# Problem
Retype every record below exactly as it appears.

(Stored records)

[Start of Attachment]

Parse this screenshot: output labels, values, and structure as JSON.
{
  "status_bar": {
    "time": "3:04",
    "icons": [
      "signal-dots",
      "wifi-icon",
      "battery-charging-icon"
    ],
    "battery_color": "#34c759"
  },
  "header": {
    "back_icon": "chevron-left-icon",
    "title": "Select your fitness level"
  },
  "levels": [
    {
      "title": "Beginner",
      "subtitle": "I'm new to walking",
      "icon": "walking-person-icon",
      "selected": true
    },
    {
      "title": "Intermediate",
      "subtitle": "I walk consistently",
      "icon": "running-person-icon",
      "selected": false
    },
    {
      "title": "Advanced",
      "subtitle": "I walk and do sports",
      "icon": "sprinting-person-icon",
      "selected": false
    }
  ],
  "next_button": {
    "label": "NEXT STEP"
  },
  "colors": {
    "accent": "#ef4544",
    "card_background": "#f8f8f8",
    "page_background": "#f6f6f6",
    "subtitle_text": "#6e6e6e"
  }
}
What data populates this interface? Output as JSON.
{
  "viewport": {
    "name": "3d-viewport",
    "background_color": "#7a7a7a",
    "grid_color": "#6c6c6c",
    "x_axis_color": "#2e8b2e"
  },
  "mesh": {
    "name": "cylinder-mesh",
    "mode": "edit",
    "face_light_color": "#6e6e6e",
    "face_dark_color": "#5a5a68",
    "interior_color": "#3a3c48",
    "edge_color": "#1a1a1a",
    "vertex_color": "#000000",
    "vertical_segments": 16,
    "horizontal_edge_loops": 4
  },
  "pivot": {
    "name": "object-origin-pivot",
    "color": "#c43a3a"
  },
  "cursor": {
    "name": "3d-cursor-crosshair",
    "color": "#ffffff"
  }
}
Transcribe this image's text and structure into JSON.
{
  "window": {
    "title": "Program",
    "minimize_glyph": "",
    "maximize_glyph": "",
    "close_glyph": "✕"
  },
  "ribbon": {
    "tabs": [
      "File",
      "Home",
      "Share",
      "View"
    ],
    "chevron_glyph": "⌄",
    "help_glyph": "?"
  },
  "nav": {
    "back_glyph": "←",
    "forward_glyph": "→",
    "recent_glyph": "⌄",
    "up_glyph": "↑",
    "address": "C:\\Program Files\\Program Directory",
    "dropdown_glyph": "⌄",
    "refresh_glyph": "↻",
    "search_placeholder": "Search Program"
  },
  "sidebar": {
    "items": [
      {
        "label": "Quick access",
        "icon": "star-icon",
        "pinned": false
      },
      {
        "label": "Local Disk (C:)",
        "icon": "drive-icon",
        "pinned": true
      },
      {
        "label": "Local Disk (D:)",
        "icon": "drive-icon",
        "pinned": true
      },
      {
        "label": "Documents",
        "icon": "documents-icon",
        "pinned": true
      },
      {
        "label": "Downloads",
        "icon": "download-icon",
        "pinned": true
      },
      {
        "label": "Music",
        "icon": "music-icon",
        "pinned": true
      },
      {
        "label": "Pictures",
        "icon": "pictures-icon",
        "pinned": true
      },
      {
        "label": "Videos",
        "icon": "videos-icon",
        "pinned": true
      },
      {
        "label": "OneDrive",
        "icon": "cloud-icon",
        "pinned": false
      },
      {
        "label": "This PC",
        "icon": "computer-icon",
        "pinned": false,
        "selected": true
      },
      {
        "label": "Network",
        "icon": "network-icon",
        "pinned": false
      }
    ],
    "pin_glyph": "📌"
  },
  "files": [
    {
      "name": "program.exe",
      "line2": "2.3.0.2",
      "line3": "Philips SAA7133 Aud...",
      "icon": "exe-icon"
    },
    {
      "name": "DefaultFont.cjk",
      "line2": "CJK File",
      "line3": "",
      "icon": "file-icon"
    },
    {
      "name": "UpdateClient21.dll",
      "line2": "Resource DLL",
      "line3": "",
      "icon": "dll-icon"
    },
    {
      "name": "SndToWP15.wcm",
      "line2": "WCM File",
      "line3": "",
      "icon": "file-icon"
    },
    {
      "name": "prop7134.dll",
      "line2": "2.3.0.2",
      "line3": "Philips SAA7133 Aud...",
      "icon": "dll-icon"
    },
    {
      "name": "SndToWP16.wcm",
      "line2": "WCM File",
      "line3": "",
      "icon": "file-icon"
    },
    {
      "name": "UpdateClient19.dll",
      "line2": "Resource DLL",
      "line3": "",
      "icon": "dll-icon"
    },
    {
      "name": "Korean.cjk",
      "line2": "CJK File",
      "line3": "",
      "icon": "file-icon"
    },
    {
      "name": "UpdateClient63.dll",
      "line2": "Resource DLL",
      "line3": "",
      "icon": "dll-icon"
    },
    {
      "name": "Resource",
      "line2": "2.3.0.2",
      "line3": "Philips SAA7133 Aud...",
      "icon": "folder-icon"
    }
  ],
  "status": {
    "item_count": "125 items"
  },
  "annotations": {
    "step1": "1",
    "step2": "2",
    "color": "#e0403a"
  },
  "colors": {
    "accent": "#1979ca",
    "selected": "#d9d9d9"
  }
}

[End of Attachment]

# Finished task
Parse this screenshot: output labels, values, and structure as JSON.
{
  "status_bar": {
    "time": "3:04",
    "icons": [
      "signal-dots",
      "wifi-icon",
      "battery-charging-icon"
    ],
    "battery_color": "#34c759"
  },
  "header": {
    "back_icon": "chevron-left-icon",
    "title": "Select your fitness level"
  },
  "levels": [
    {
      "title": "Beginner",
      "subtitle": "I'm new to walking",
      "icon": "walking-person-icon",
      "selected": true
    },
    {
      "title": "Intermediate",
      "subtitle": "I walk consistently",
      "icon": "running-person-icon",
      "selected": false
    },
    {
      "title": "Advanced",
      "subtitle": "I walk and do sports",
      "icon": "sprinting-person-icon",
      "selected": false
    }
  ],
  "next_button": {
    "label": "NEXT STEP"
  },
  "colors": {
    "accent": "#ef4544",
    "card_background": "#f8f8f8",
    "page_background": "#f6f6f6",
    "subtitle_text": "#6e6e6e"
  }
}
What data populates this interface? Output as JSON.
{
  "viewport": {
    "name": "3d-viewport",
    "background_color": "#7a7a7a",
    "grid_color": "#6c6c6c",
    "x_axis_color": "#2e8b2e"
  },
  "mesh": {
    "name": "cylinder-mesh",
    "mode": "edit",
    "face_light_color": "#6e6e6e",
    "face_dark_color": "#5a5a68",
    "interior_color": "#3a3c48",
    "edge_color": "#1a1a1a",
    "vertex_color": "#000000",
    "vertical_segments": 16,
    "horizontal_edge_loops": 4
  },
  "pivot": {
    "name": "object-origin-pivot",
    "color": "#c43a3a"
  },
  "cursor": {
    "name": "3d-cursor-crosshair",
    "color": "#ffffff"
  }
}
Transcribe this image's text and structure into JSON.
{
  "window": {
    "title": "Program",
    "minimize_glyph": "",
    "maximize_glyph": "",
    "close_glyph": "✕"
  },
  "ribbon": {
    "tabs": [
      "File",
      "Home",
      "Share",
      "View"
    ],
    "chevron_glyph": "⌄",
    "help_glyph": "?"
  },
  "nav": {
    "back_glyph": "←",
    "forward_glyph": "→",
    "recent_glyph": "⌄",
    "up_glyph": "↑",
    "address": "C:\\Program Files\\Program Directory",
    "dropdown_glyph": "⌄",
    "refresh_glyph": "↻",
    "search_placeholder": "Search Program"
  },
  "sidebar": {
    "items": [
      {
        "label": "Quick access",
        "icon": "star-icon",
        "pinned": false
      },
      {
        "label": "Local Disk (C:)",
        "icon": "drive-icon",
        "pinned": true
      },
      {
        "label": "Local Disk (D:)",
        "icon": "drive-icon",
        "pinned": true
      },
      {
        "label": "Documents",
        "icon": "documents-icon",
        "pinned": true
      },
      {
        "label": "Downloads",
        "icon": "download-icon",
        "pinned": true
      },
      {
        "label": "Music",
        "icon": "music-icon",
        "pinned": true
      },
      {
        "label": "Pictures",
        "icon": "pictures-icon",
        "pinned": true
      },
      {
        "label": "Videos",
        "icon": "videos-icon",
        "pinned": true
      },
      {
        "label": "OneDrive",
        "icon": "cloud-icon",
        "pinned": false
      },
      {
        "label": "This PC",
        "icon": "computer-icon",
        "pinned": false,
        "selected": true
      },
      {
        "label": "Network",
        "icon": "network-icon",
        "pinned": false
      }
    ],
    "pin_glyph": "📌"
  },
  "files": [
    {
      "name": "program.exe",
      "line2": "2.3.0.2",
      "line3": "Philips SAA7133 Aud...",
      "icon": "exe-icon"
    },
    {
      "name": "DefaultFont.cjk",
      "line2": "CJK File",
      "line3": "",
      "icon": "file-icon"
    },
    {
      "name": "UpdateClient21.dll",
      "line2": "Resource DLL",
      "line3": "",
      "icon": "dll-icon"
    },
    {
      "name": "SndToWP15.wcm",
      "line2": "WCM File",
      "line3": "",
      "icon": "file-icon"
    },
    {
      "name": "prop7134.dll",
      "line2": "2.3.0.2",
      "line3": "Philips SAA7133 Aud...",
      "icon": "dll-icon"
    },
    {
      "name": "SndToWP16.wcm",
      "line2": "WCM File",
      "line3": "",
      "icon": "file-icon"
    },
    {
      "name": "UpdateClient19.dll",
      "line2": "Resource DLL",
      "line3": "",
      "icon": "dll-icon"
    },
    {
      "name": "Korean.cjk",
      "line2": "CJK File",
      "line3": "",
      "icon": "file-icon"
    },
    {
      "name": "UpdateClient63.dll",
      "line2": "Resource DLL",
      "line3": "",
      "icon": "dll-icon"
    },
    {
      "name": "Resource",
      "line2": "2.3.0.2",
      "line3": "Philips SAA7133 Aud...",
      "icon": "folder-icon"
    }
  ],
  "status": {
    "item_count": "125 items"
  },
  "annotations": {
    "step1": "1",
    "step2": "2",
    "color": "#e0403a"
  },
  "colors": {
    "accent": "#1979ca",
    "selected": "#d9d9d9"
  }
}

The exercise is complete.